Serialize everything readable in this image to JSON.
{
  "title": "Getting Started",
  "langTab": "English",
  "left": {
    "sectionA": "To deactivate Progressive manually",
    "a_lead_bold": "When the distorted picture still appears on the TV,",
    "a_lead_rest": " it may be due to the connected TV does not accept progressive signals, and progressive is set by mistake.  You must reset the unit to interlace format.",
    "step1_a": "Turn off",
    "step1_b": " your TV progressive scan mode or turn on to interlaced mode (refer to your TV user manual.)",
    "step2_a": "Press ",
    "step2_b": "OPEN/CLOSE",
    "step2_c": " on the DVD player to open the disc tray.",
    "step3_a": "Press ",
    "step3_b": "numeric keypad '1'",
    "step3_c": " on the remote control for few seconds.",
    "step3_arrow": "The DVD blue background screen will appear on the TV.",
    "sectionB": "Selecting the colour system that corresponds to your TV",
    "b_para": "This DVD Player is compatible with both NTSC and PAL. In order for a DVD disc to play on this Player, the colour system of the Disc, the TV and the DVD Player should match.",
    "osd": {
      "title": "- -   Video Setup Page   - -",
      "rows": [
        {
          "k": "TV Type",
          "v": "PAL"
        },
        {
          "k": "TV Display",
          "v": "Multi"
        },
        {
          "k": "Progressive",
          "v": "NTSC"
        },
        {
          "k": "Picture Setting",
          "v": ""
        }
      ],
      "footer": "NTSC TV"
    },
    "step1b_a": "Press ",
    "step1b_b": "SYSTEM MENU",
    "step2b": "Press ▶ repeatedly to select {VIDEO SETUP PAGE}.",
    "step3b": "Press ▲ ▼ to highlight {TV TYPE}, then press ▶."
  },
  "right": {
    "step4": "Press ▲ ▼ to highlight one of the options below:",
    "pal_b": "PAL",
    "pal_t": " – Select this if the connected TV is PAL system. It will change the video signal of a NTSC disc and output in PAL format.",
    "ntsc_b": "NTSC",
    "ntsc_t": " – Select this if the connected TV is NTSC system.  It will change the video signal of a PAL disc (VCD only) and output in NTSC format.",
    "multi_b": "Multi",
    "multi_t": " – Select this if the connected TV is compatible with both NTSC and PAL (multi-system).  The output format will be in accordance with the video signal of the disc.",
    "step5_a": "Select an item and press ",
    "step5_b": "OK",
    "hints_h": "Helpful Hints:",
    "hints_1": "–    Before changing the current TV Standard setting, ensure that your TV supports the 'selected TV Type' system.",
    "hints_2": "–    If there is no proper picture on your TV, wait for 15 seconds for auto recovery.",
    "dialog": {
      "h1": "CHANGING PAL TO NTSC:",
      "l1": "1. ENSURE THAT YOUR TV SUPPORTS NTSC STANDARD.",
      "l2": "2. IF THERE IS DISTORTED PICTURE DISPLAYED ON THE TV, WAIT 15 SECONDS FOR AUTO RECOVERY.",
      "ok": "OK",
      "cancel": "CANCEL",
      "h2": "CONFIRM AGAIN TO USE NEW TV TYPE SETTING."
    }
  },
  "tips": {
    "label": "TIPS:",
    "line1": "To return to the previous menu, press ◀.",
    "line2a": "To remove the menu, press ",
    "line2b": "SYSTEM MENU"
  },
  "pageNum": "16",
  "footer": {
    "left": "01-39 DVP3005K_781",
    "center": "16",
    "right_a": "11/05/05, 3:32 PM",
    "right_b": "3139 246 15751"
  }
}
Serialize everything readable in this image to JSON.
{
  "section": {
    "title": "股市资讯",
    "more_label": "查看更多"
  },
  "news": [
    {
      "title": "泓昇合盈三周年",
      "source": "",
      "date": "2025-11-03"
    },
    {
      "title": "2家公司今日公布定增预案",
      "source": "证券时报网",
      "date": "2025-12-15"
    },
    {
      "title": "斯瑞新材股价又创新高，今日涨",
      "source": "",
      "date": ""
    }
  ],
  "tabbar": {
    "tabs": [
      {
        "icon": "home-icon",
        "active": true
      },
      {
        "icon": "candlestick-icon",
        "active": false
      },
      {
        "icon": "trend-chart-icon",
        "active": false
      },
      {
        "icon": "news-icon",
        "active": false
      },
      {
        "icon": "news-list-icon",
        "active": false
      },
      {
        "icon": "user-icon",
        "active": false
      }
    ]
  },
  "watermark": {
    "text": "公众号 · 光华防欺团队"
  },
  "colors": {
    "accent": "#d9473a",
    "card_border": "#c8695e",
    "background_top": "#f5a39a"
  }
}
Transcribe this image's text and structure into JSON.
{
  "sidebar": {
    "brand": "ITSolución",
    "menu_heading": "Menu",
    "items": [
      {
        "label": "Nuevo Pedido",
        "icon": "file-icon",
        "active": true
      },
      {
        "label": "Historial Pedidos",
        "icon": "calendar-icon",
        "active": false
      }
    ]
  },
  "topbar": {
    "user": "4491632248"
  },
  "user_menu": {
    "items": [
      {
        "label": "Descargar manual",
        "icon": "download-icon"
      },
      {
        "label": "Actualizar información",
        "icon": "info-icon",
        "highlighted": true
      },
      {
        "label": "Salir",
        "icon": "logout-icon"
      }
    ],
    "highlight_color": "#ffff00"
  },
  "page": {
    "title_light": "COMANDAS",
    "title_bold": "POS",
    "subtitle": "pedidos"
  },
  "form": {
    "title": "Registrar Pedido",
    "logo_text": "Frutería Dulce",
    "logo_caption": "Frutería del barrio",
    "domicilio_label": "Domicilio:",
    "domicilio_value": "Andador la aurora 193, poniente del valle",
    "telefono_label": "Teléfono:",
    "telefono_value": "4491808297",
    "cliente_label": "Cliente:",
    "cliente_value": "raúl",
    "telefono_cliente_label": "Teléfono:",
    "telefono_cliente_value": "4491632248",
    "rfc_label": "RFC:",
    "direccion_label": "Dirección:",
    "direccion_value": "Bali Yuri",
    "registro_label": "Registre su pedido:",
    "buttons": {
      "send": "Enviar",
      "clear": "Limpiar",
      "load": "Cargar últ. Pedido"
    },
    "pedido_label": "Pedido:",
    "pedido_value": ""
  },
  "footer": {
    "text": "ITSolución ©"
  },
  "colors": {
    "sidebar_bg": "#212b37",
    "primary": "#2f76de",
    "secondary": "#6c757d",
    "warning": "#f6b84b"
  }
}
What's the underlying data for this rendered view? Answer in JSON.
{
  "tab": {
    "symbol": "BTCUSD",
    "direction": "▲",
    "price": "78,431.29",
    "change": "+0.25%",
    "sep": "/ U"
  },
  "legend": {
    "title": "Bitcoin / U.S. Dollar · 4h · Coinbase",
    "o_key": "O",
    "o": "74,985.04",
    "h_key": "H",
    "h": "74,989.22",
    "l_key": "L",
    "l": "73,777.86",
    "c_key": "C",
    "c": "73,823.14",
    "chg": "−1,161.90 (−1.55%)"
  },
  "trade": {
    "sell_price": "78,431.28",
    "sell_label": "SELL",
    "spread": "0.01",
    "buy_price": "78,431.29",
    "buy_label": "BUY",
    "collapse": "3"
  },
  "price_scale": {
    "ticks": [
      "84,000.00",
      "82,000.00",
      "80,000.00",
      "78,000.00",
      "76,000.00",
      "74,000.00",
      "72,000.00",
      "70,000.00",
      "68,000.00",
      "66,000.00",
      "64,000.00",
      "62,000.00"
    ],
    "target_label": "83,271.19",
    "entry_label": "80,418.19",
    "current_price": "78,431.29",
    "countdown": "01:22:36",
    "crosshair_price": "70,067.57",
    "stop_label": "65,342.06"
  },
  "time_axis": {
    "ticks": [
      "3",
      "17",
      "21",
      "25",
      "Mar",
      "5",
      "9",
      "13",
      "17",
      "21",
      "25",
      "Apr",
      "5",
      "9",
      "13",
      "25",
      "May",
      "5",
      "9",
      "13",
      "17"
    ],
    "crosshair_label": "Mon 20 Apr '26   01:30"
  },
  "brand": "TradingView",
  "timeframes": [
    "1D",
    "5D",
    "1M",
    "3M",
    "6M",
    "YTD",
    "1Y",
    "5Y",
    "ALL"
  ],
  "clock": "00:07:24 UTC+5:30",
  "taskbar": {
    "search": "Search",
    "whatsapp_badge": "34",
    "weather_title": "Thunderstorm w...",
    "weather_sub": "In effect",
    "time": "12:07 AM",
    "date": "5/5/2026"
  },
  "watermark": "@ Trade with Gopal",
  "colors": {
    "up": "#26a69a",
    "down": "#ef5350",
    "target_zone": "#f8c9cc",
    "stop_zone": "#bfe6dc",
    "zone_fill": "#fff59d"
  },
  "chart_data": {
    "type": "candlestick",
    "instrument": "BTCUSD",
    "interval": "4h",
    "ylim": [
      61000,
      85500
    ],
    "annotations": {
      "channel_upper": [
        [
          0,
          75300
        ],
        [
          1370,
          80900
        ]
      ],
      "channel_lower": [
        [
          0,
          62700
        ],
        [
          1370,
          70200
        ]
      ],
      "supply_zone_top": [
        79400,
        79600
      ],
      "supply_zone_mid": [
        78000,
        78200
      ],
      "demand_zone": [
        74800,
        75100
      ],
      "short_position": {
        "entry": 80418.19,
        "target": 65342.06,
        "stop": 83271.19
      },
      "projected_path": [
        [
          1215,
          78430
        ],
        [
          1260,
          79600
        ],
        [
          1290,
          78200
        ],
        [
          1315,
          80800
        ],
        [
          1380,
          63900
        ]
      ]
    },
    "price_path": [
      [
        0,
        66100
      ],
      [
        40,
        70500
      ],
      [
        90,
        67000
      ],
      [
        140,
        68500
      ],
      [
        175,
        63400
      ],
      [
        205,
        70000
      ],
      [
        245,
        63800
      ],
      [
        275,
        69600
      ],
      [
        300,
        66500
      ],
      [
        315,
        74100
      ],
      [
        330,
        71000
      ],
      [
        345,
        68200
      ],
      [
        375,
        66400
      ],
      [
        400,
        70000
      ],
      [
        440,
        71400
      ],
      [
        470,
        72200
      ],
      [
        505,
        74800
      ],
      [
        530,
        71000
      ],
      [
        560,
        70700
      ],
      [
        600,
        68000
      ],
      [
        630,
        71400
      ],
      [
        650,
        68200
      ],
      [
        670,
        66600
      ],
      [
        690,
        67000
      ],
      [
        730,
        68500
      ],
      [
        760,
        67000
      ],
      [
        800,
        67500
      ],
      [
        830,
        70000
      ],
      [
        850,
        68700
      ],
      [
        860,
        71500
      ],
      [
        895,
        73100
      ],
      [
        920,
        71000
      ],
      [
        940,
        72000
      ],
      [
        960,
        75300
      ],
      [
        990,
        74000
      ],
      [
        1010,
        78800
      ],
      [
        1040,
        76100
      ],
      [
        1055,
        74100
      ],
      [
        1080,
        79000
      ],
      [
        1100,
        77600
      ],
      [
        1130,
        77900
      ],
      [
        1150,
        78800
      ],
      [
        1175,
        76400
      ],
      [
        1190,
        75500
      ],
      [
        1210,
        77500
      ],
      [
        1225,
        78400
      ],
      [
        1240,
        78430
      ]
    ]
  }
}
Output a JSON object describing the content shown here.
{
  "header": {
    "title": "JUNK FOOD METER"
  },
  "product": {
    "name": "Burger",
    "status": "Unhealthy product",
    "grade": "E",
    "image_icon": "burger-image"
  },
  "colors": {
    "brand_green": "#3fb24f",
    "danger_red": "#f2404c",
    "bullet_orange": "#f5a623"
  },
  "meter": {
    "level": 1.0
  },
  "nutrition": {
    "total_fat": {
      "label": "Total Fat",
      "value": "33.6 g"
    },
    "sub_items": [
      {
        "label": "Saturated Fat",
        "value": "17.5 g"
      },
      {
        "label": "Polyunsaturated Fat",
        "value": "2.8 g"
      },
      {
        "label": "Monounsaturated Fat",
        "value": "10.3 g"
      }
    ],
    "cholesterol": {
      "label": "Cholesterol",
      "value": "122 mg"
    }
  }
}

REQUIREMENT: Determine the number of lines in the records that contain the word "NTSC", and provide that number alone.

RESULT OF THE TASK: 9